WHAT IS BEING ASKED
A complete and exact copy of the data below is required.

*** Opening EXTRACTED MATERIAL ***

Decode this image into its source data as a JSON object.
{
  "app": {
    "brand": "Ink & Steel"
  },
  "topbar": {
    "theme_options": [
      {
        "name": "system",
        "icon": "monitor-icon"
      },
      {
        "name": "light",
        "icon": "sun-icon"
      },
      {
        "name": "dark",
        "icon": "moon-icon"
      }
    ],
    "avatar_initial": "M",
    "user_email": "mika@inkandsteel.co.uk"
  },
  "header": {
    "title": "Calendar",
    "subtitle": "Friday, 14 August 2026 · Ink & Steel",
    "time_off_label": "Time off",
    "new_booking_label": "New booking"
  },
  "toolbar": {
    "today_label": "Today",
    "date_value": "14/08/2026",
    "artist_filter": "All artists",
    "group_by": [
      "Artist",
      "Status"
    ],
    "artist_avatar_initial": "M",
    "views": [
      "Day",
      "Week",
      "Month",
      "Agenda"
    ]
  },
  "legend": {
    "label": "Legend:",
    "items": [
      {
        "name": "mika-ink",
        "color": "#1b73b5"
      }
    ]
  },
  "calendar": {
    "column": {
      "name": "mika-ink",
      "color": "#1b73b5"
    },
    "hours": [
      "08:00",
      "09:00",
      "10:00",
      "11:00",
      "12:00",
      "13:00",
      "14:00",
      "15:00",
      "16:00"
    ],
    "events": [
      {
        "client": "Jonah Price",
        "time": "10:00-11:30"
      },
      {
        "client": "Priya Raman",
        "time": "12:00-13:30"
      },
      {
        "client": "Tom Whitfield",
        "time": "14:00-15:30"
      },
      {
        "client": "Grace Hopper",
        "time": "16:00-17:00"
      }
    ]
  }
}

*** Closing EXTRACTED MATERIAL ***

ANSWER BOX
Decode this image into its source data as a JSON object.
{
  "app": {
    "brand": "Ink & Steel"
  },
  "topbar": {
    "theme_options": [
      {
        "name": "system",
        "icon": "monitor-icon"
      },
      {
        "name": "light",
        "icon": "sun-icon"
      },
      {
        "name": "dark",
        "icon": "moon-icon"
      }
    ],
    "avatar_initial": "M",
    "user_email": "mika@inkandsteel.co.uk"
  },
  "header": {
    "title": "Calendar",
    "subtitle": "Friday, 14 August 2026 · Ink & Steel",
    "time_off_label": "Time off",
    "new_booking_label": "New booking"
  },
  "toolbar": {
    "today_label": "Today",
    "date_value": "14/08/2026",
    "artist_filter": "All artists",
    "group_by": [
      "Artist",
      "Status"
    ],
    "artist_avatar_initial": "M",
    "views": [
      "Day",
      "Week",
      "Month",
      "Agenda"
    ]
  },
  "legend": {
    "label": "Legend:",
    "items": [
      {
        "name": "mika-ink",
        "color": "#1b73b5"
      }
    ]
  },
  "calendar": {
    "column": {
      "name": "mika-ink",
      "color": "#1b73b5"
    },
    "hours": [
      "08:00",
      "09:00",
      "10:00",
      "11:00",
      "12:00",
      "13:00",
      "14:00",
      "15:00",
      "16:00"
    ],
    "events": [
      {
        "client": "Jonah Price",
        "time": "10:00-11:30"
      },
      {
        "client": "Priya Raman",
        "time": "12:00-13:30"
      },
      {
        "client": "Tom Whitfield",
        "time": "14:00-15:30"
      },
      {
        "client": "Grace Hopper",
        "time": "16:00-17:00"
      }
    ]
  }
}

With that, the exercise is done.